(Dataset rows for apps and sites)
_ _ _ _ _ _ _
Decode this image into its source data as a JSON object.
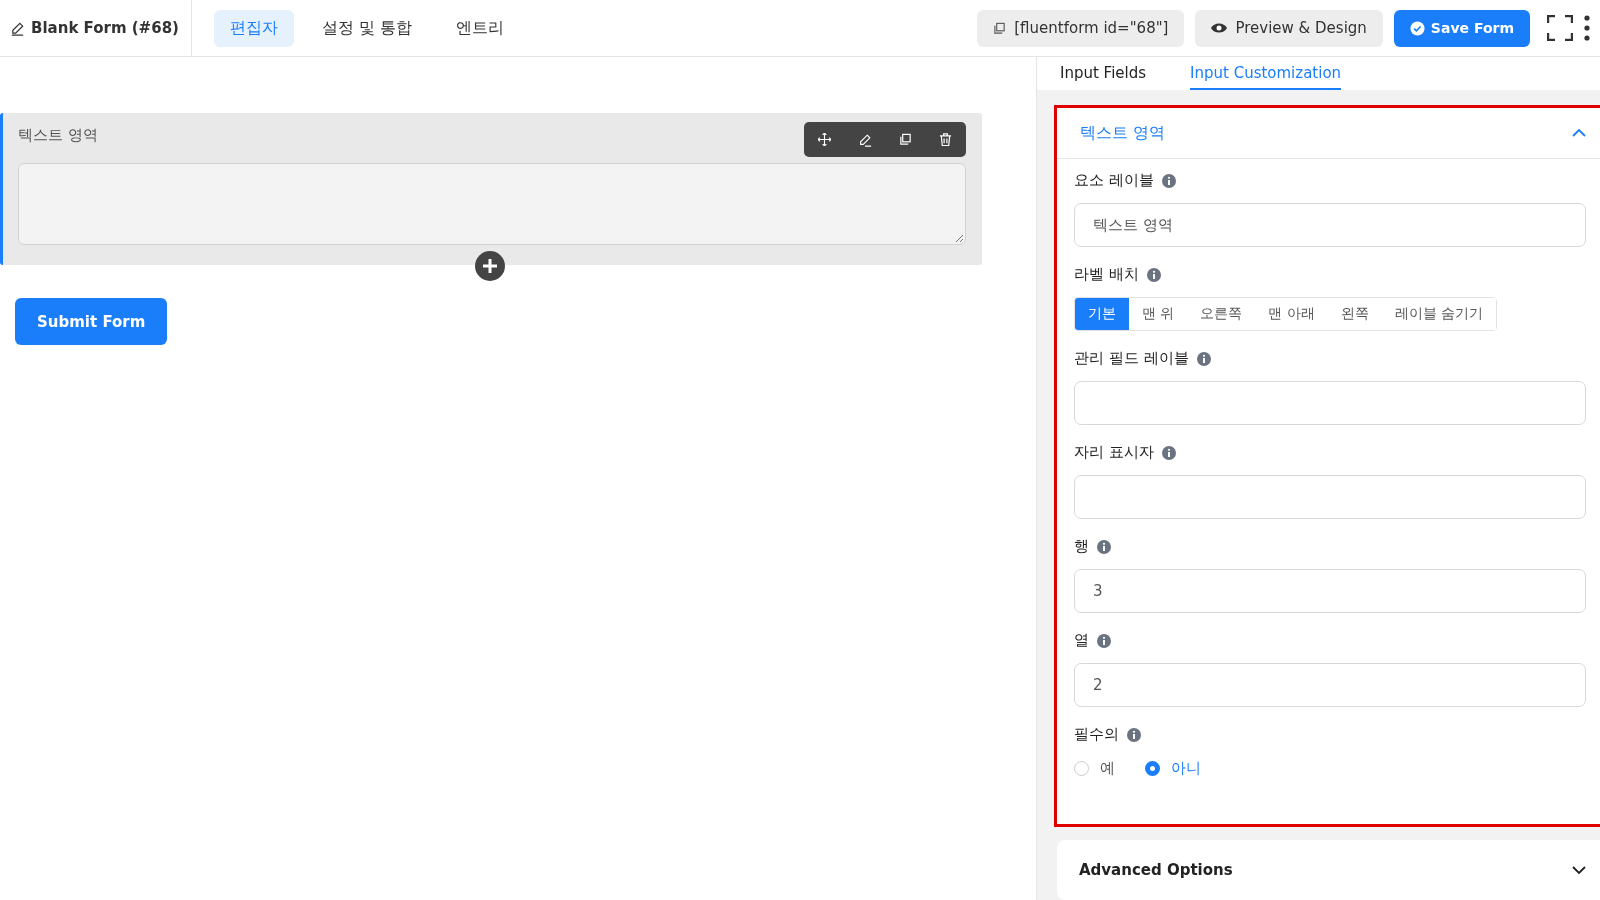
{
  "header": {
    "title": "Blank Form (#68)",
    "tabs": [
      {
        "label": "편집자",
        "selected": true
      },
      {
        "label": "설정 및 통합",
        "selected": false
      },
      {
        "label": "엔트리",
        "selected": false
      }
    ],
    "shortcode": "[fluentform id=\"68\"]",
    "preview": "Preview & Design",
    "save": "Save Form"
  },
  "canvas": {
    "field_label": "텍스트 영역",
    "submit": "Submit Form"
  },
  "panel": {
    "tabs": [
      {
        "label": "Input Fields",
        "selected": false
      },
      {
        "label": "Input Customization",
        "selected": true
      }
    ],
    "section": {
      "title": "텍스트 영역",
      "expanded": true,
      "fields": [
        {
          "kind": "text",
          "label": "요소 레이블",
          "value": "텍스트 영역"
        },
        {
          "kind": "segmented",
          "label": "라벨 배치",
          "options": [
            {
              "label": "기본",
              "selected": true
            },
            {
              "label": "맨 위",
              "selected": false
            },
            {
              "label": "오른쪽",
              "selected": false
            },
            {
              "label": "맨 아래",
              "selected": false
            },
            {
              "label": "왼쪽",
              "selected": false
            },
            {
              "label": "레이블 숨기기",
              "selected": false
            }
          ]
        },
        {
          "kind": "text",
          "label": "관리 필드 레이블"
        },
        {
          "kind": "text",
          "label": "자리 표시자"
        },
        {
          "kind": "text",
          "label": "행",
          "value": "3"
        },
        {
          "kind": "text",
          "label": "열",
          "value": "2"
        },
        {
          "kind": "radio",
          "label": "필수의",
          "options": [
            {
              "label": "예",
              "selected": false
            },
            {
              "label": "아니",
              "selected": true
            }
          ]
        }
      ]
    },
    "advanced": {
      "title": "Advanced Options",
      "expanded": false
    }
  }
}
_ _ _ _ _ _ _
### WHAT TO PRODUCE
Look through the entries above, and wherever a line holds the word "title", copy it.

### ANSWER TO THE PROBLEM
    "title": "Blank Form (#68)",
      "title": "텍스트 영역",
      "title": "Advanced Options",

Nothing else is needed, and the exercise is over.